The inexperienced artist usually feels a need to work to some sort of perfection.  This is just as well since the novice needs the experience of working more then the she needs the perfect masterpiece.  The skills will come with experience; and mastery will lead to masterpieces.  Just as the novelist needs to learn spelling, grammar, and sentence structure before telling a story, the artist needs to feel natural and comfortable with his tools before expecting perfection.

Unfortunately, the modern world seems to encourage an impatience in people.  If I can photograph my house, or model and render a design in no time, why can't I create perfect beauty instantaneously.  Life is short: meaning that we expect to experience everything in the world right now!  I guess I'm more a stick-in-the-mud then I thought.  In reality life is longer and better then at any time 'til now.

The mature artist, having mastered the tools and techniques, can return to the visceral reaction of a child. Although composition and proportion can be taught, beauty tends to happen when you least expect it.  Letting your skills race along, while your mind's eye stays awake to the possibilities that are developing, seems the best way to get to the right place.

Saturday, August 6, 2011

Reading Art Books

I just finished "reading" J. C. Leyendecker, by Laurence S. Cutler & Judy Goffman Cutler (Abrams, New York, 2008), and it reminded me of something I have taken for granted my entire life: different books are read in different ways.  Reading fiction, history or biography is a "start at the beginning" business.  It is linear, and if well written, can be profitably read from beginning to end.

An art book like J. C. Leyendecker is a different thing; at least to a visual artist.  The pictures come first - no reading of words, just paging through to absorb the images and save the good ones in the brain's image bank.  A day or two later a viewing of the images again, but stopping to read the captions to get the materials, size, technique, etc.  Finally, a week or two later if the previous "readings" have piqued my interest, read cover to cover.  By the way, this book is excellent on all levels and is well worth picking up.
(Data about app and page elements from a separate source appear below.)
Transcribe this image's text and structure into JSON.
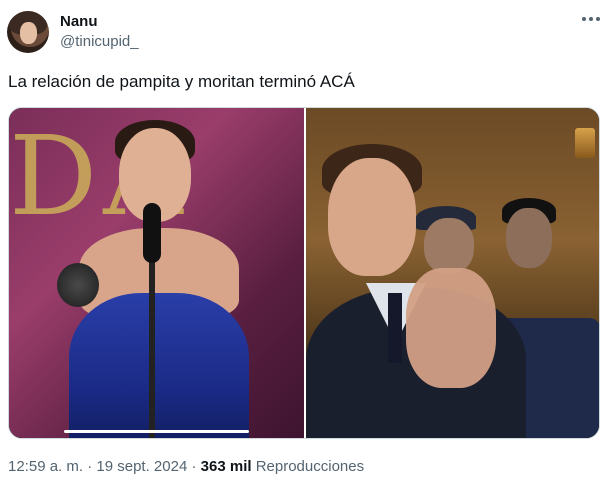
{
  "author": {
    "name": "Nanu",
    "handle": "@tinicupid_"
  },
  "tweet": {
    "text": "La relación de pampita y moritan terminó ACÁ"
  },
  "media": {
    "left_image": "photo-woman-award",
    "right_image": "photo-man-applauding"
  },
  "meta": {
    "time": "12:59 a. m.",
    "separator": " · ",
    "date": "19 sept. 2024",
    "views_count": "363 mil",
    "views_label": "Reproducciones"
  },
  "icons": {
    "more": "more-icon"
  }
}
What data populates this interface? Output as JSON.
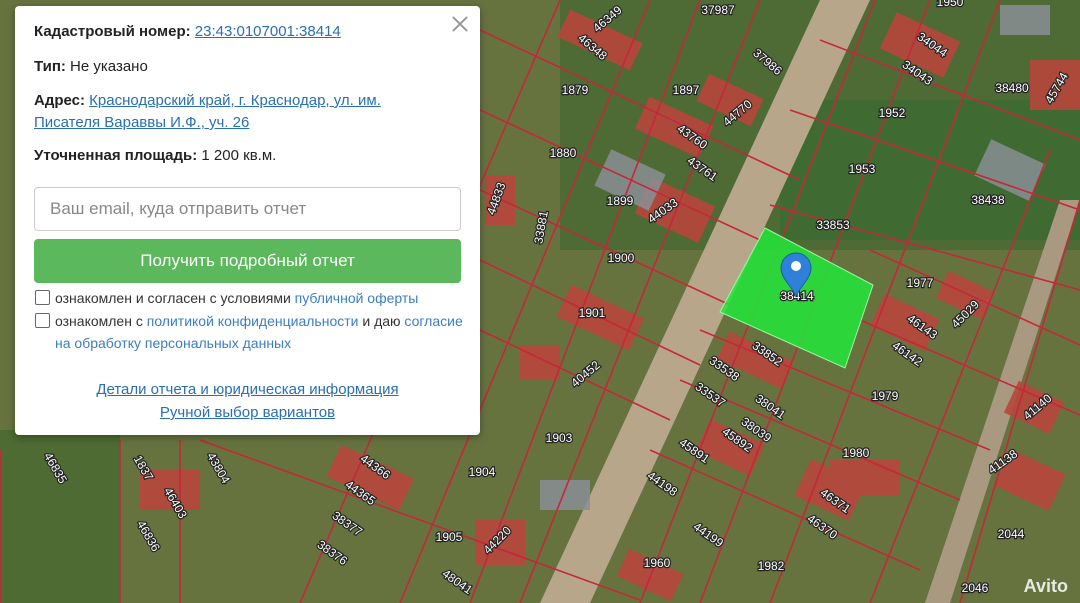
{
  "map": {
    "plot_labels": [
      "46349",
      "46348",
      "37987",
      "37986",
      "1950",
      "34044",
      "34043",
      "38480",
      "45744",
      "1879",
      "1897",
      "44770",
      "1952",
      "1880",
      "43760",
      "43761",
      "1953",
      "38438",
      "44833",
      "33881",
      "1899",
      "44033",
      "33853",
      "1900",
      "1977",
      "45029",
      "1901",
      "46143",
      "46142",
      "40452",
      "33852",
      "33538",
      "33537",
      "38041",
      "38039",
      "1979",
      "1903",
      "45891",
      "45892",
      "1980",
      "41140",
      "41138",
      "46835",
      "1837",
      "43804",
      "44366",
      "44365",
      "1904",
      "46371",
      "46370",
      "44198",
      "46403",
      "44199",
      "46836",
      "38377",
      "38376",
      "1905",
      "44220",
      "1960",
      "1982",
      "48041",
      "2044",
      "2046",
      "38414"
    ],
    "marker_plot": "38414",
    "colors": {
      "selected_plot": "#22e83a",
      "boundary": "#c5283a",
      "marker": "#2f80d8"
    }
  },
  "panel": {
    "cadastral_label": "Кадастровый номер:",
    "cadastral_value": "23:43:0107001:38414",
    "type_label": "Тип:",
    "type_value": "Не указано",
    "address_label": "Адрес:",
    "address_line1": "Краснодарский край, г. Краснодар, ул. им.",
    "address_line2": "Писателя Вараввы И.Ф., уч. 26",
    "area_label": "Уточненная площадь:",
    "area_value": "1 200 кв.м.",
    "email_placeholder": "Ваш email, куда отправить отчет",
    "submit_label": "Получить подробный отчет",
    "check1_text": "ознакомлен и согласен с условиями",
    "check1_link": "публичной оферты",
    "check2_text_a": "ознакомлен с",
    "check2_link_a": "политикой конфиденциальности",
    "check2_text_b": "и даю",
    "check2_link_b": "согласие на обработку персональных данных",
    "link_details": "Детали отчета и юридическая информация",
    "link_manual": "Ручной выбор вариантов"
  },
  "watermark": "Avito"
}
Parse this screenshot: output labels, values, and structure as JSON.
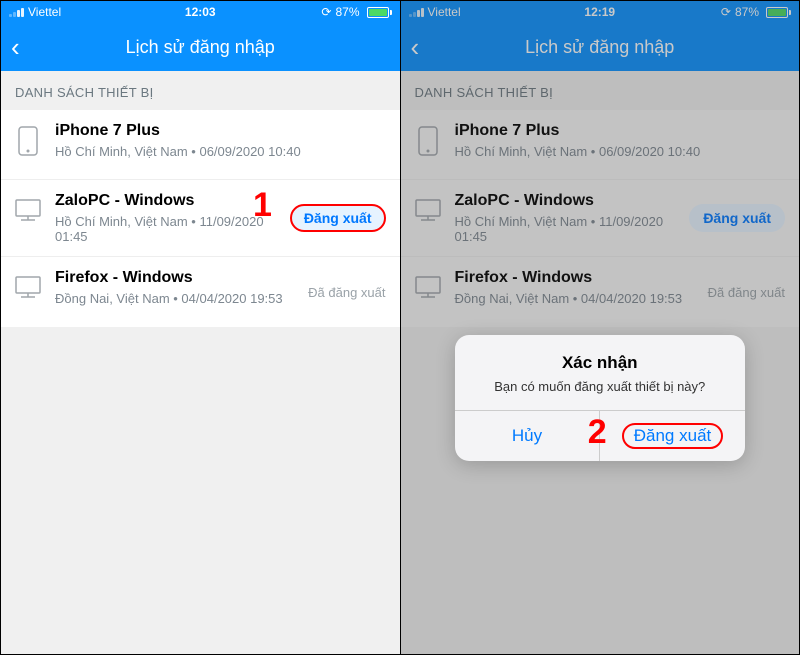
{
  "left": {
    "statusbar": {
      "carrier": "Viettel",
      "time": "12:03",
      "battery_pct": "87%"
    },
    "navbar": {
      "title": "Lịch sử đăng nhập"
    },
    "section_header": "DANH SÁCH THIẾT BỊ",
    "devices": [
      {
        "name": "iPhone 7 Plus",
        "meta": "Hồ Chí Minh, Việt Nam • 06/09/2020 10:40",
        "action": null,
        "type": "phone"
      },
      {
        "name": "ZaloPC - Windows",
        "meta": "Hồ Chí Minh, Việt Nam • 11/09/2020 01:45",
        "action": "Đăng xuất",
        "type": "monitor"
      },
      {
        "name": "Firefox - Windows",
        "meta": "Đồng Nai, Việt Nam • 04/04/2020 19:53",
        "status": "Đã đăng xuất",
        "type": "monitor"
      }
    ],
    "annotation": "1"
  },
  "right": {
    "statusbar": {
      "carrier": "Viettel",
      "time": "12:19",
      "battery_pct": "87%"
    },
    "navbar": {
      "title": "Lịch sử đăng nhập"
    },
    "section_header": "DANH SÁCH THIẾT BỊ",
    "devices": [
      {
        "name": "iPhone 7 Plus",
        "meta": "Hồ Chí Minh, Việt Nam • 06/09/2020 10:40",
        "action": null,
        "type": "phone"
      },
      {
        "name": "ZaloPC - Windows",
        "meta": "Hồ Chí Minh, Việt Nam • 11/09/2020 01:45",
        "action": "Đăng xuất",
        "type": "monitor"
      },
      {
        "name": "Firefox - Windows",
        "meta": "Đồng Nai, Việt Nam • 04/04/2020 19:53",
        "status": "Đã đăng xuất",
        "type": "monitor"
      }
    ],
    "alert": {
      "title": "Xác nhận",
      "message": "Bạn có muốn đăng xuất thiết bị này?",
      "cancel": "Hủy",
      "confirm": "Đăng xuất"
    },
    "annotation": "2"
  }
}
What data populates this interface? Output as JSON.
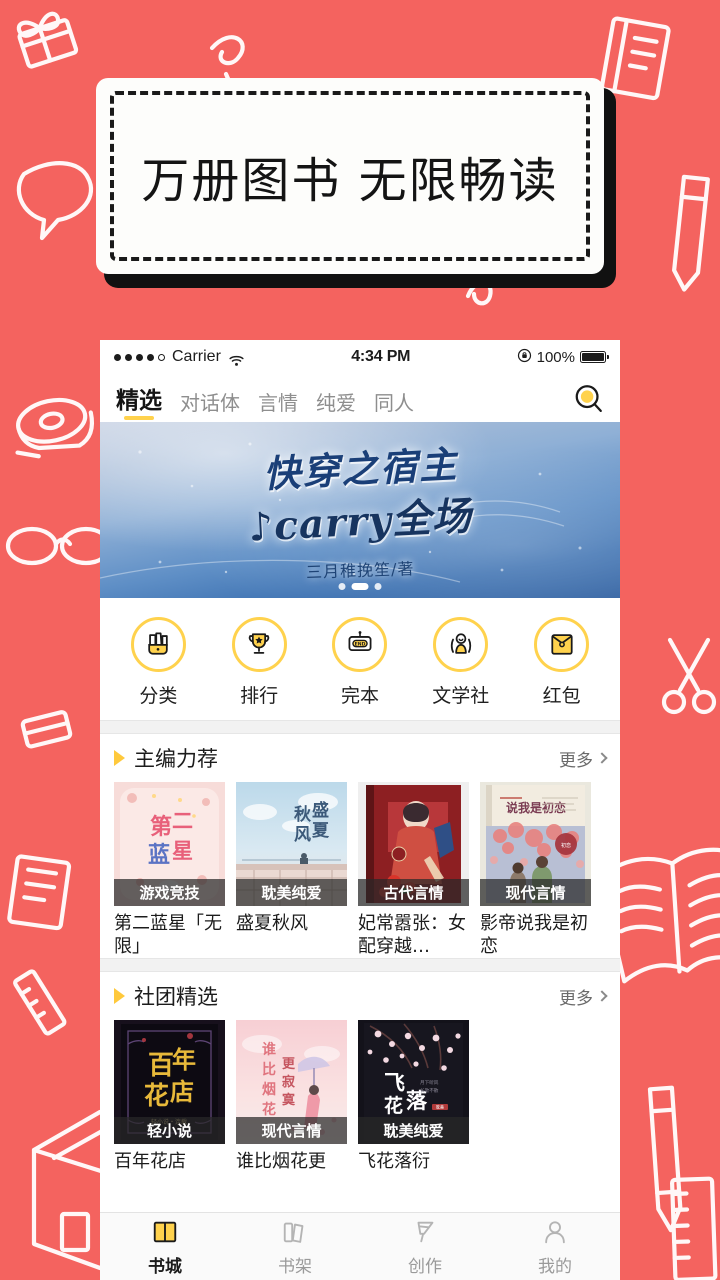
{
  "theme": {
    "background": "#F4635F",
    "accent_yellow": "#FFD24D",
    "text_dark": "#1c1c1c"
  },
  "promo": {
    "headline": "万册图书  无限畅读"
  },
  "status_bar": {
    "carrier": "Carrier",
    "time": "4:34 PM",
    "battery_percent": "100%",
    "signal_dots_filled": 4,
    "signal_dots_total": 5,
    "wifi_icon": "wifi-icon",
    "lock_icon": "rotation-lock-icon",
    "battery_icon": "battery-full-icon"
  },
  "nav": {
    "tabs": [
      {
        "label": "精选",
        "active": true
      },
      {
        "label": "对话体",
        "active": false
      },
      {
        "label": "言情",
        "active": false
      },
      {
        "label": "纯爱",
        "active": false
      },
      {
        "label": "同人",
        "active": false
      }
    ],
    "search_icon": "search-icon"
  },
  "banner": {
    "title_line1": "快穿之宿主",
    "title_line2": "♪carry全场",
    "author": "三月稚挽笙/著",
    "dots_total": 3,
    "dots_active_index": 1
  },
  "quick_actions": [
    {
      "label": "分类",
      "icon": "category-bag-icon"
    },
    {
      "label": "排行",
      "icon": "trophy-icon"
    },
    {
      "label": "完本",
      "icon": "end-sign-icon"
    },
    {
      "label": "文学社",
      "icon": "literary-club-icon"
    },
    {
      "label": "红包",
      "icon": "red-envelope-icon"
    }
  ],
  "sections": [
    {
      "title": "主编力荐",
      "more_label": "更多",
      "books": [
        {
          "name": "第二蓝星「无限」",
          "tag": "游戏竞技",
          "cover_style": "cover-pink-second-blue"
        },
        {
          "name": "盛夏秋风",
          "tag": "耽美纯爱",
          "cover_style": "cover-sky-summer"
        },
        {
          "name": "妃常嚣张：女配穿越…",
          "tag": "古代言情",
          "cover_style": "cover-red-ancient"
        },
        {
          "name": "影帝说我是初恋",
          "tag": "现代言情",
          "cover_style": "cover-cream-modern"
        }
      ]
    },
    {
      "title": "社团精选",
      "more_label": "更多",
      "books": [
        {
          "name": "百年花店",
          "tag": "轻小说",
          "cover_style": "cover-black-gold-flower"
        },
        {
          "name": "谁比烟花更",
          "tag": "现代言情",
          "cover_style": "cover-pink-firework"
        },
        {
          "name": "飞花落衍",
          "tag": "耽美纯爱",
          "cover_style": "cover-dark-blossom"
        }
      ]
    }
  ],
  "bottom_tabs": [
    {
      "label": "书城",
      "icon": "book-store-icon",
      "active": true
    },
    {
      "label": "书架",
      "icon": "bookshelf-icon",
      "active": false
    },
    {
      "label": "创作",
      "icon": "quill-create-icon",
      "active": false
    },
    {
      "label": "我的",
      "icon": "person-profile-icon",
      "active": false
    }
  ]
}
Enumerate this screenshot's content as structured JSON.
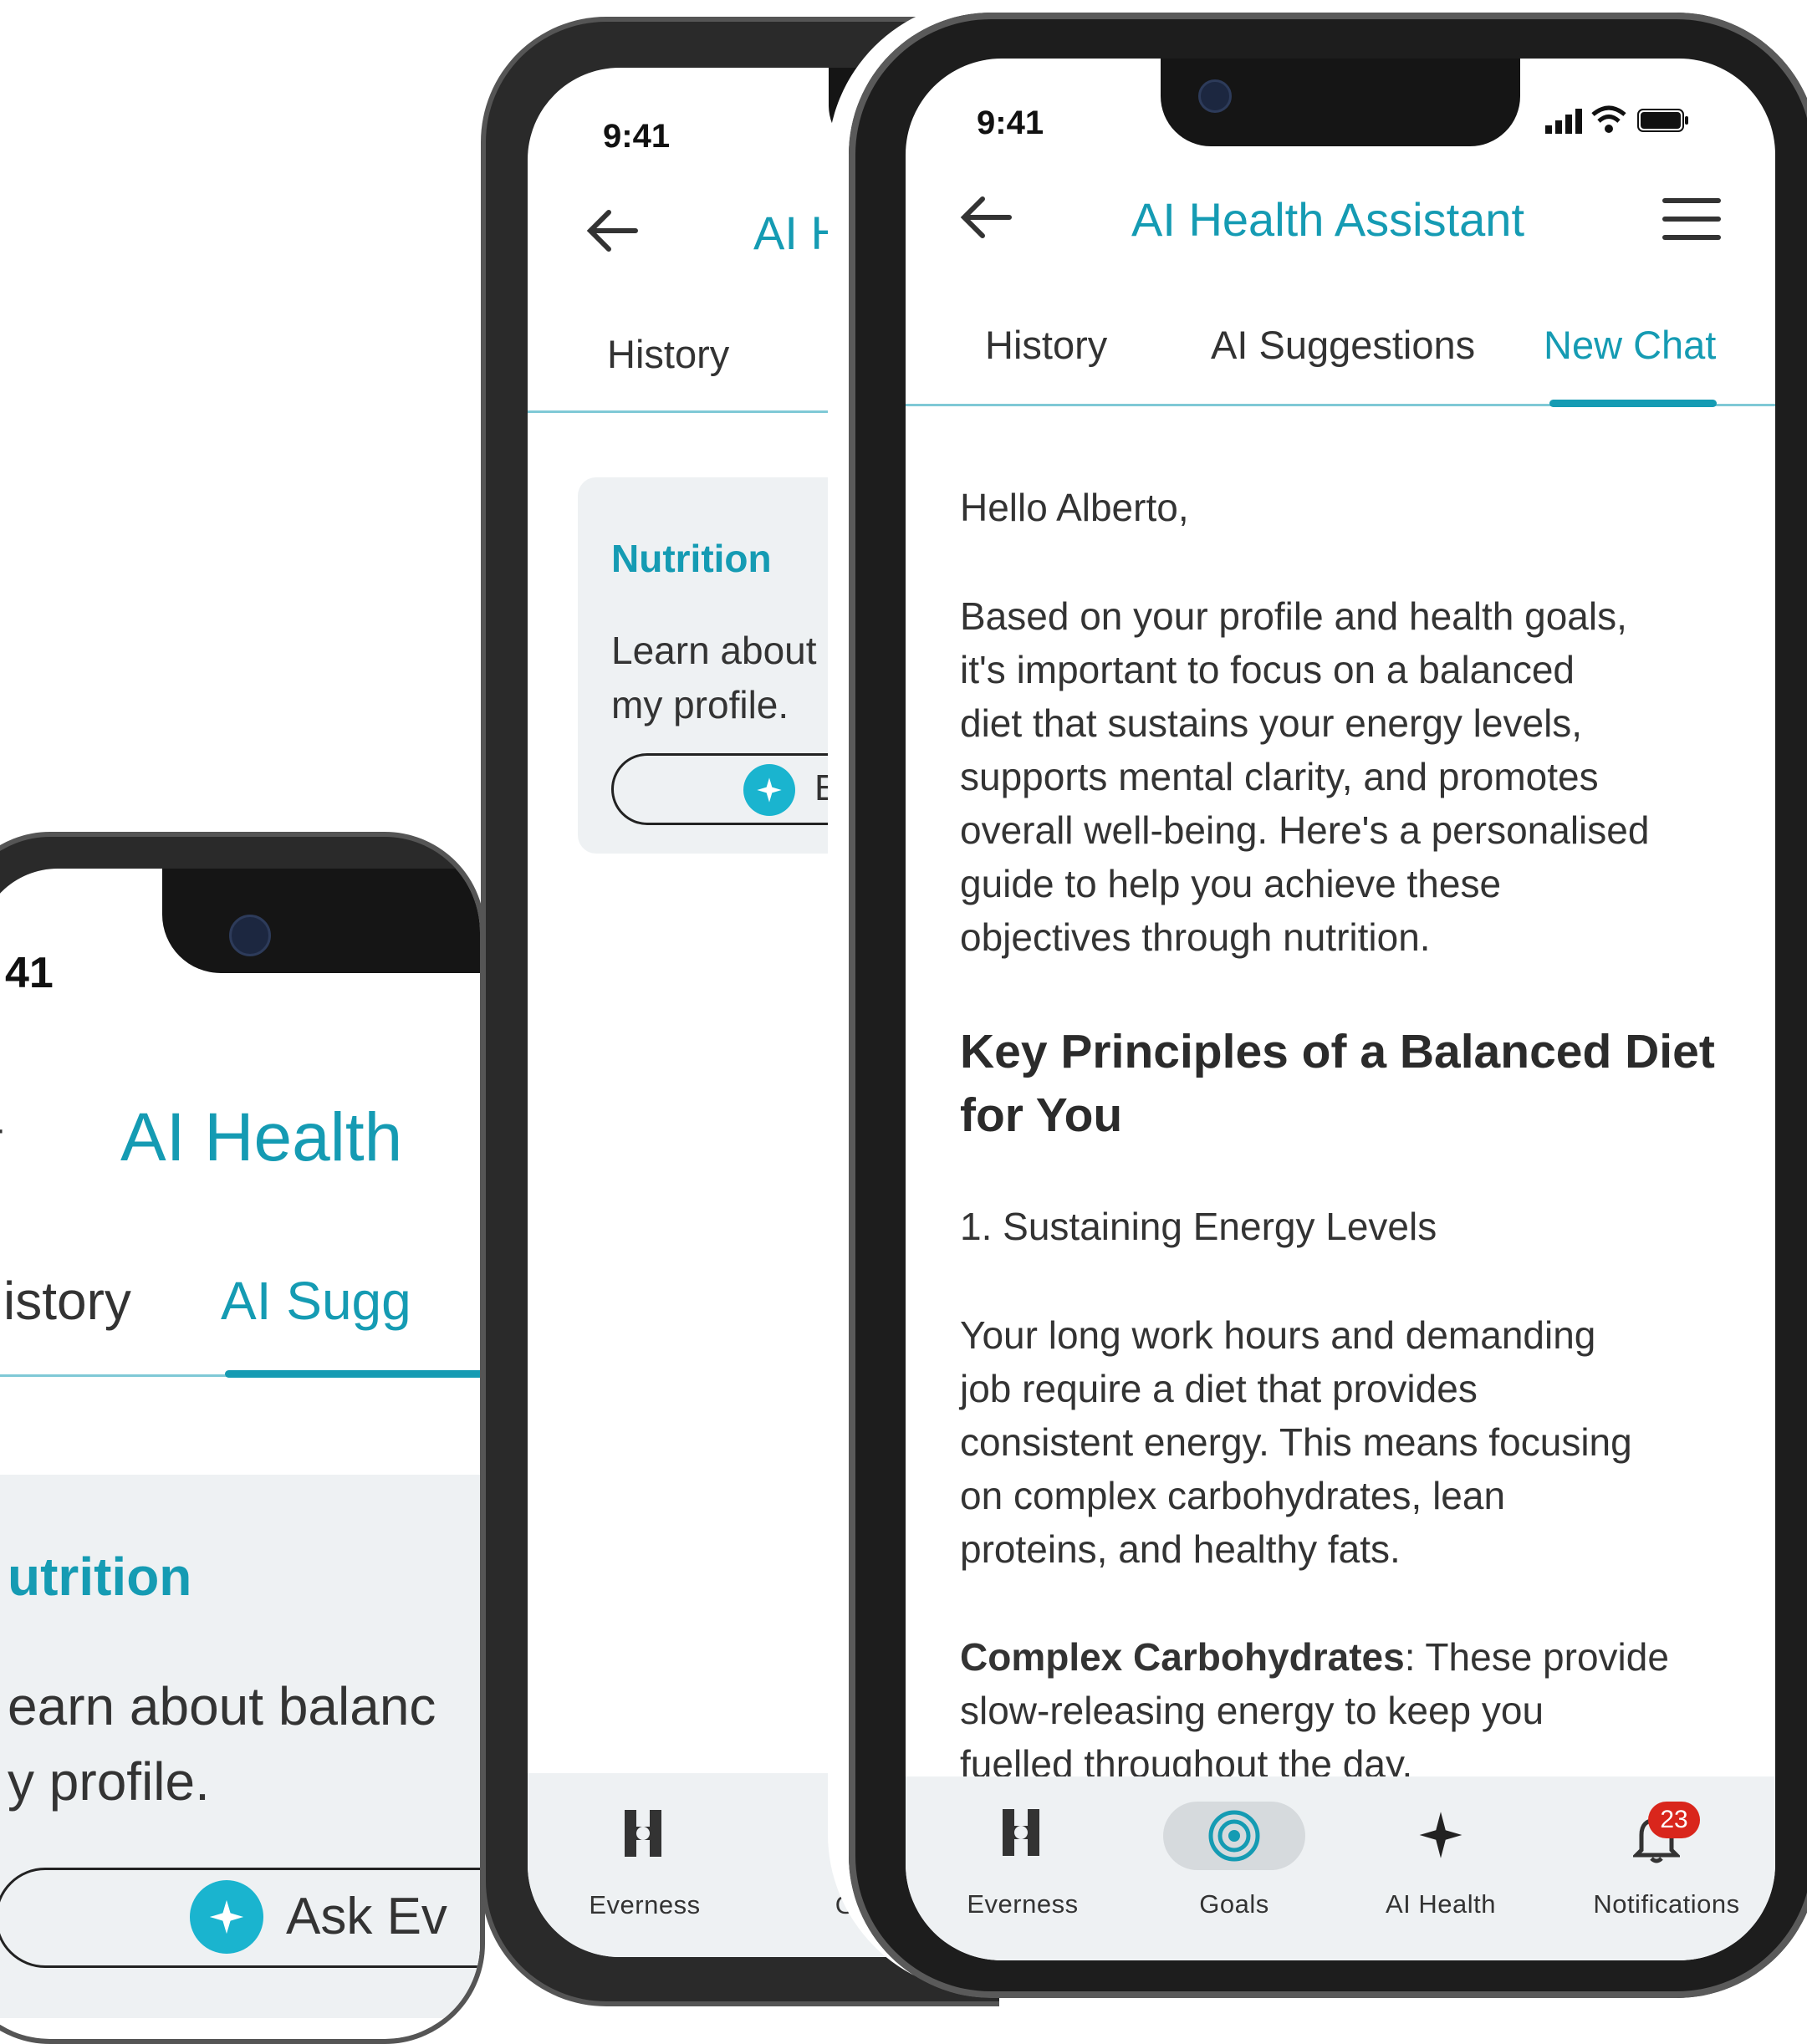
{
  "status": {
    "time": "9:41",
    "time_short": "41"
  },
  "header": {
    "title": "AI Health Assistant",
    "title_partial_small": "AI H",
    "title_partial_large": "AI Health"
  },
  "tabs": {
    "history": "History",
    "ai_suggestions": "AI Suggestions",
    "new_chat": "New Chat",
    "history_partial": "istory",
    "ai_sugg_partial": "AI Sugg",
    "ai_partial": "A"
  },
  "card": {
    "title": "Nutrition",
    "title_partial": "utrition",
    "line1": "Learn about",
    "line2": "my profile.",
    "line1_large": "earn about balanc",
    "line2_large": "y profile.",
    "button_partial_small": "E",
    "button_partial_large": "Ask Ev"
  },
  "chat": {
    "greeting": "Hello Alberto,",
    "intro": "Based on your profile and health goals,\nit's important to focus on a balanced\ndiet that sustains your energy levels,\nsupports mental clarity, and promotes\noverall well-being. Here's a personalised\nguide to help you achieve these\nobjectives through nutrition.",
    "heading": "Key Principles of a Balanced Diet\nfor You",
    "item1": "1. Sustaining Energy Levels",
    "para2": "Your long work hours and demanding\njob require a diet that provides\nconsistent energy. This means focusing\non complex carbohydrates, lean\nproteins, and healthy fats.",
    "bold_term": "Complex Carbohydrates",
    "bold_rest": ": These provide",
    "para3_rest": "slow-releasing energy to keep you\nfuelled throughout the day."
  },
  "nav": {
    "everness": "Everness",
    "goals": "Goals",
    "goals_partial": "G",
    "ai_health": "AI Health",
    "notifications": "Notifications",
    "badge": "23"
  },
  "colors": {
    "accent": "#159bb3",
    "badge": "#d9261c",
    "card_bg": "#eef1f3"
  }
}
Aside1...  I'd love to know what percentage of the population reads art books in this "image first" way.  Also, what percentage reads art books cover to cover, and how many (like my wife) who avoid them altogether.
Aside2...  Military history and economics (among other subjects) tend to be written and read linearly, but necessarily have many maps, graphs and tables that make reading them more jagged and "skip-a roundish".  Complex subjects in general make one stop, reread and absorb (and are perhaps a different category again).

Anyway, the number of art books that I have actually read entirely is quite small - a fraction of the books I own or have checked out of the library.  And, I treat the internet in the same way: images first, text later.

Oh, and Leyendecker?  An amazing artist with the ability to be highly stylized (see book cover) or rough and ready (above); but always a first class recorder of reality.  I was put off at first by his relentless fashionable look, but was won over by his obvious talents (note the range in the following pieces).  It was also impressive that at a time when photography was easily used to complete paintings, he was said to work exclusively from models.

Reading and Writing

This curious relationship between artists and art books has comforted me in writing my own book.  I am writing it in the same way that I would read it; pictures first.  (actually this was the way I wrote my masters thesis - diagrams and graphs first, then text)

So, I began each section (in this case a two page spread) with a group of images that are examples of the principle that I am going to talk about.  I weed them out and decide on a sequence that will bring the idea out, clarify it, and finally exemplify it in a finished architectural rendering.

Next, I sketch out the layout of the images and text, following the sequence arguement.

Finally I write the text, and assemble the page in Word, so that I will have a complete, detailed layout to present to a publisher or critic/editor.  Although it is not the final product, it is complete enough that there is no confusion about the subject, image quality and vision for the final product.

Enough!!!  Back to the book.